▶ [TASK DETAILS]: Print exactly the lines from the one containing "Parse this screenshot: output" through the last line of the records below, both included, and nothing else; omit any pictures.

━━━ WORKING DATA ━━━

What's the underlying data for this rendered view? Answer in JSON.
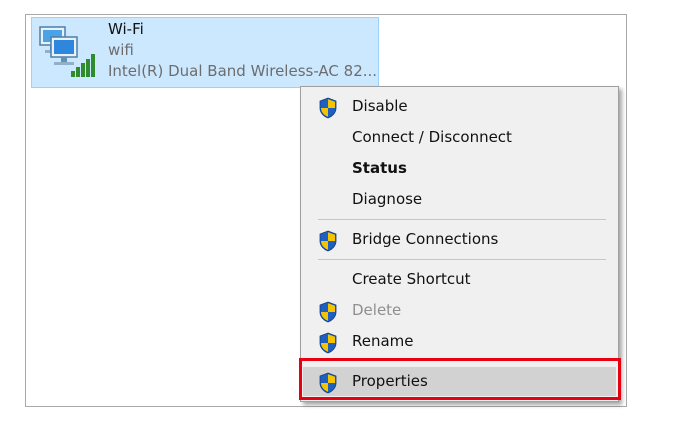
{
  "adapter": {
    "name": "Wi-Fi",
    "network": "wifi",
    "device": "Intel(R) Dual Band Wireless-AC 82...",
    "icon": "network-adapter-icon",
    "signal_icon": "signal-bars-icon"
  },
  "context_menu": {
    "items": [
      {
        "label": "Disable",
        "shield": true
      },
      {
        "label": "Connect / Disconnect",
        "shield": false
      },
      {
        "label": "Status",
        "shield": false,
        "bold": true
      },
      {
        "label": "Diagnose",
        "shield": false
      },
      {
        "label": "Bridge Connections",
        "shield": true
      },
      {
        "label": "Create Shortcut",
        "shield": false
      },
      {
        "label": "Delete",
        "shield": true,
        "disabled": true
      },
      {
        "label": "Rename",
        "shield": true
      },
      {
        "label": "Properties",
        "shield": true,
        "highlighted": true
      }
    ]
  },
  "colors": {
    "selection_fill": "#cce8ff",
    "highlight_border": "#e60012",
    "shield_blue": "#1f5fbf",
    "shield_yellow": "#f5c400"
  }
}
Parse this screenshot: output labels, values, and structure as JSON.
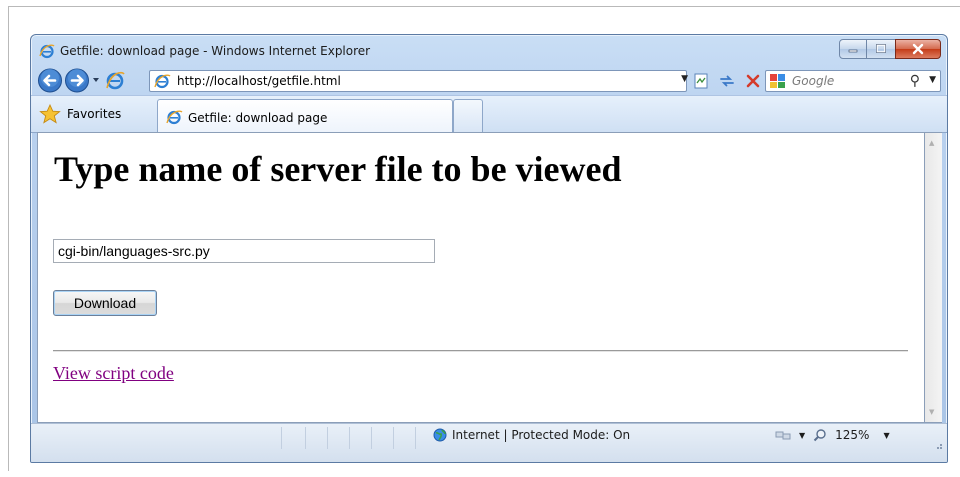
{
  "window": {
    "title": "Getfile: download page - Windows Internet Explorer",
    "colors": {
      "close": "#c43c18",
      "chrome": "#b9d1ef",
      "link_visited": "#800080"
    }
  },
  "nav": {
    "address": "http://localhost/getfile.html",
    "search_placeholder": "Google"
  },
  "tabs": {
    "favorites_label": "Favorites",
    "active_tab_label": "Getfile: download page"
  },
  "page": {
    "heading": "Type name of server file to be viewed",
    "filename_value": "cgi-bin/languages-src.py",
    "download_label": "Download",
    "link_text": "View script code"
  },
  "status": {
    "zone_text": "Internet | Protected Mode: On",
    "zoom": "125%"
  }
}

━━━

▶ [RESPONSE BELOW]:
Parse this screenshot: output labels, values, and structure as JSON.
{
  "window": {
    "title": "Getfile: download page - Windows Internet Explorer",
    "colors": {
      "close": "#c43c18",
      "chrome": "#b9d1ef",
      "link_visited": "#800080"
    }
  },
  "nav": {
    "address": "http://localhost/getfile.html",
    "search_placeholder": "Google"
  },
  "tabs": {
    "favorites_label": "Favorites",
    "active_tab_label": "Getfile: download page"
  },
  "page": {
    "heading": "Type name of server file to be viewed",
    "filename_value": "cgi-bin/languages-src.py",
    "download_label": "Download",
    "link_text": "View script code"
  },
  "status": {
    "zone_text": "Internet | Protected Mode: On",
    "zoom": "125%"
  }
}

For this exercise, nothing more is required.